- **ABOUT THIS TASK**
Please retype the listing exactly as it appears, skipping each picture.

- **EXERCISE INPUTS**

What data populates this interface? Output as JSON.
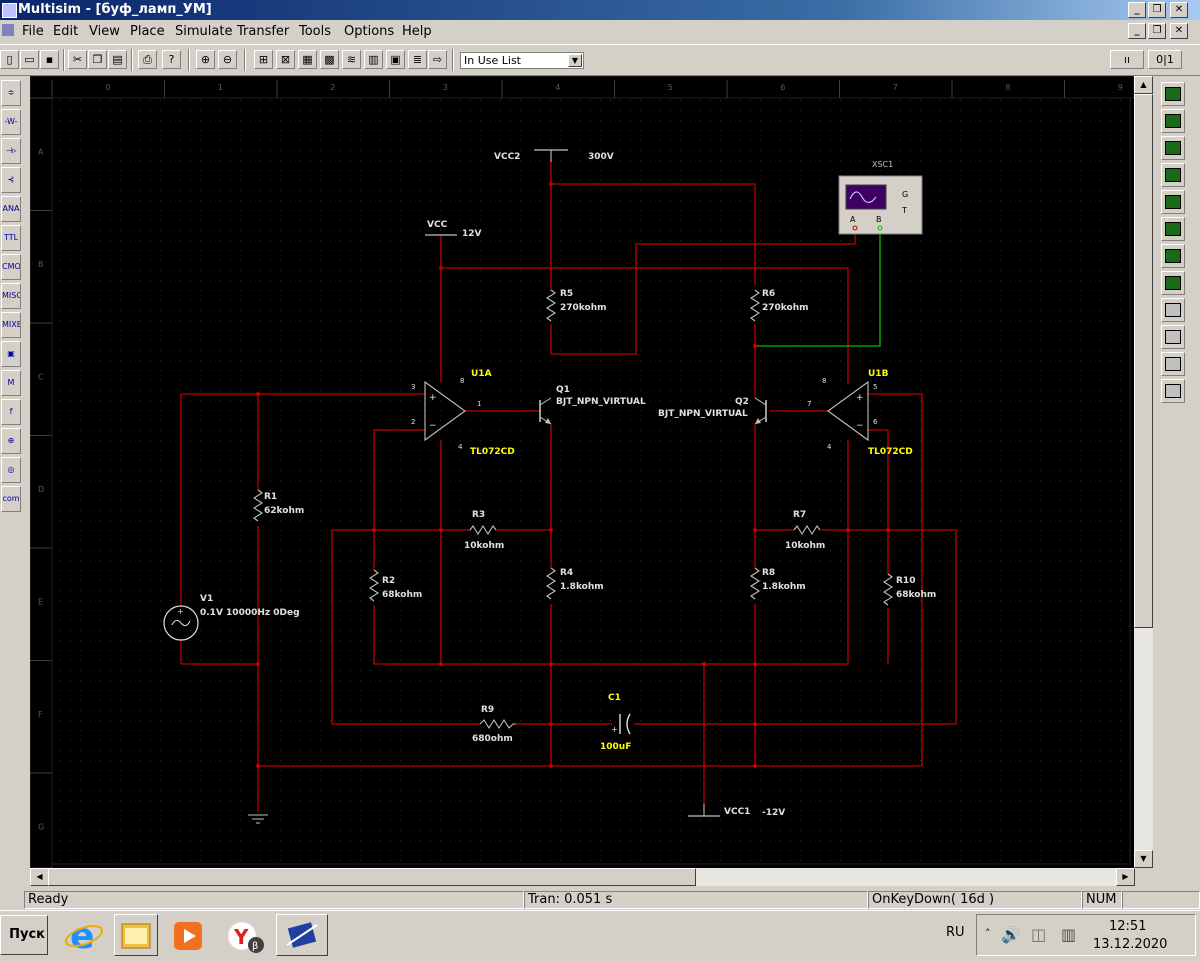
{
  "window": {
    "title": "Multisim - [буф_ламп_УМ]",
    "buttons": {
      "minimize": "_",
      "restore": "❐",
      "close": "✕"
    }
  },
  "menu": {
    "items": [
      "File",
      "Edit",
      "View",
      "Place",
      "Simulate",
      "Transfer",
      "Tools",
      "Options",
      "Help"
    ]
  },
  "toolbar": {
    "in_use_list": "In Use List"
  },
  "ruler": {
    "columns": [
      "0",
      "1",
      "2",
      "3",
      "4",
      "5",
      "6",
      "7",
      "8",
      "9"
    ],
    "rows": [
      "A",
      "B",
      "C",
      "D",
      "E",
      "F",
      "G"
    ]
  },
  "palette_left": [
    {
      "label": "≑",
      "icon": "source-icon"
    },
    {
      "label": "-W-",
      "icon": "basic-icon"
    },
    {
      "label": "⊣▹",
      "icon": "diode-icon"
    },
    {
      "label": "⊰",
      "icon": "transistor-icon"
    },
    {
      "label": "ANA",
      "icon": "analog-icon"
    },
    {
      "label": "TTL",
      "icon": "ttl-icon"
    },
    {
      "label": "CMOS",
      "icon": "cmos-icon"
    },
    {
      "label": "MISC",
      "icon": "misc-digital-icon"
    },
    {
      "label": "MIXED",
      "icon": "mixed-icon"
    },
    {
      "label": "▣",
      "icon": "indicator-icon"
    },
    {
      "label": "M",
      "icon": "misc-icon"
    },
    {
      "label": "f",
      "icon": "rf-icon"
    },
    {
      "label": "⊕",
      "icon": "electromech-icon"
    },
    {
      "label": "◎",
      "icon": "ladder-icon"
    },
    {
      "label": "com",
      "icon": "com-icon"
    }
  ],
  "schematic": {
    "vcc2": {
      "name": "VCC2",
      "value": "300V"
    },
    "vcc": {
      "name": "VCC",
      "value": "12V"
    },
    "vcc1": {
      "name": "VCC1",
      "value": "-12V"
    },
    "xsc1": {
      "name": "XSC1",
      "a": "A",
      "b": "B",
      "g": "G",
      "t": "T"
    },
    "r5": {
      "name": "R5",
      "value": "270kohm"
    },
    "r6": {
      "name": "R6",
      "value": "270kohm"
    },
    "u1a": {
      "name": "U1A",
      "model": "TL072CD",
      "p3": "3",
      "p8": "8",
      "p1": "1",
      "p2": "2",
      "p4": "4"
    },
    "u1b": {
      "name": "U1B",
      "model": "TL072CD",
      "p8": "8",
      "p5": "5",
      "p7": "7",
      "p6": "6",
      "p4": "4"
    },
    "q1": {
      "name": "Q1",
      "model": "BJT_NPN_VIRTUAL"
    },
    "q2": {
      "name": "Q2",
      "model": "BJT_NPN_VIRTUAL"
    },
    "r1": {
      "name": "R1",
      "value": "62kohm"
    },
    "r3": {
      "name": "R3",
      "value": "10kohm"
    },
    "r7": {
      "name": "R7",
      "value": "10kohm"
    },
    "r2": {
      "name": "R2",
      "value": "68kohm"
    },
    "r4": {
      "name": "R4",
      "value": "1.8kohm"
    },
    "r8": {
      "name": "R8",
      "value": "1.8kohm"
    },
    "r10": {
      "name": "R10",
      "value": "68kohm"
    },
    "v1": {
      "name": "V1",
      "value": "0.1V 10000Hz 0Deg"
    },
    "r9": {
      "name": "R9",
      "value": "680ohm"
    },
    "c1": {
      "name": "C1",
      "value": "100uF"
    }
  },
  "status": {
    "ready": "Ready",
    "tran": "Tran: 0.051 s",
    "event": "OnKeyDown( 16d )",
    "num": "NUM"
  },
  "taskbar": {
    "start": "Пуск",
    "lang": "RU",
    "time": "12:51",
    "date": "13.12.2020"
  },
  "colors": {
    "wire": "#c00000",
    "probe_wire": "#00c000",
    "label_yellow": "#ffff00",
    "canvas": "#000000"
  }
}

- **ANSWER TO THE EXERCISE**
What data populates this interface? Output as JSON.
{
  "window": {
    "title": "Multisim - [буф_ламп_УМ]",
    "buttons": {
      "minimize": "_",
      "restore": "❐",
      "close": "✕"
    }
  },
  "menu": {
    "items": [
      "File",
      "Edit",
      "View",
      "Place",
      "Simulate",
      "Transfer",
      "Tools",
      "Options",
      "Help"
    ]
  },
  "toolbar": {
    "in_use_list": "In Use List"
  },
  "ruler": {
    "columns": [
      "0",
      "1",
      "2",
      "3",
      "4",
      "5",
      "6",
      "7",
      "8",
      "9"
    ],
    "rows": [
      "A",
      "B",
      "C",
      "D",
      "E",
      "F",
      "G"
    ]
  },
  "palette_left": [
    {
      "label": "≑",
      "icon": "source-icon"
    },
    {
      "label": "-W-",
      "icon": "basic-icon"
    },
    {
      "label": "⊣▹",
      "icon": "diode-icon"
    },
    {
      "label": "⊰",
      "icon": "transistor-icon"
    },
    {
      "label": "ANA",
      "icon": "analog-icon"
    },
    {
      "label": "TTL",
      "icon": "ttl-icon"
    },
    {
      "label": "CMOS",
      "icon": "cmos-icon"
    },
    {
      "label": "MISC",
      "icon": "misc-digital-icon"
    },
    {
      "label": "MIXED",
      "icon": "mixed-icon"
    },
    {
      "label": "▣",
      "icon": "indicator-icon"
    },
    {
      "label": "M",
      "icon": "misc-icon"
    },
    {
      "label": "f",
      "icon": "rf-icon"
    },
    {
      "label": "⊕",
      "icon": "electromech-icon"
    },
    {
      "label": "◎",
      "icon": "ladder-icon"
    },
    {
      "label": "com",
      "icon": "com-icon"
    }
  ],
  "schematic": {
    "vcc2": {
      "name": "VCC2",
      "value": "300V"
    },
    "vcc": {
      "name": "VCC",
      "value": "12V"
    },
    "vcc1": {
      "name": "VCC1",
      "value": "-12V"
    },
    "xsc1": {
      "name": "XSC1",
      "a": "A",
      "b": "B",
      "g": "G",
      "t": "T"
    },
    "r5": {
      "name": "R5",
      "value": "270kohm"
    },
    "r6": {
      "name": "R6",
      "value": "270kohm"
    },
    "u1a": {
      "name": "U1A",
      "model": "TL072CD",
      "p3": "3",
      "p8": "8",
      "p1": "1",
      "p2": "2",
      "p4": "4"
    },
    "u1b": {
      "name": "U1B",
      "model": "TL072CD",
      "p8": "8",
      "p5": "5",
      "p7": "7",
      "p6": "6",
      "p4": "4"
    },
    "q1": {
      "name": "Q1",
      "model": "BJT_NPN_VIRTUAL"
    },
    "q2": {
      "name": "Q2",
      "model": "BJT_NPN_VIRTUAL"
    },
    "r1": {
      "name": "R1",
      "value": "62kohm"
    },
    "r3": {
      "name": "R3",
      "value": "10kohm"
    },
    "r7": {
      "name": "R7",
      "value": "10kohm"
    },
    "r2": {
      "name": "R2",
      "value": "68kohm"
    },
    "r4": {
      "name": "R4",
      "value": "1.8kohm"
    },
    "r8": {
      "name": "R8",
      "value": "1.8kohm"
    },
    "r10": {
      "name": "R10",
      "value": "68kohm"
    },
    "v1": {
      "name": "V1",
      "value": "0.1V 10000Hz 0Deg"
    },
    "r9": {
      "name": "R9",
      "value": "680ohm"
    },
    "c1": {
      "name": "C1",
      "value": "100uF"
    }
  },
  "status": {
    "ready": "Ready",
    "tran": "Tran: 0.051 s",
    "event": "OnKeyDown( 16d )",
    "num": "NUM"
  },
  "taskbar": {
    "start": "Пуск",
    "lang": "RU",
    "time": "12:51",
    "date": "13.12.2020"
  },
  "colors": {
    "wire": "#c00000",
    "probe_wire": "#00c000",
    "label_yellow": "#ffff00",
    "canvas": "#000000"
  }
}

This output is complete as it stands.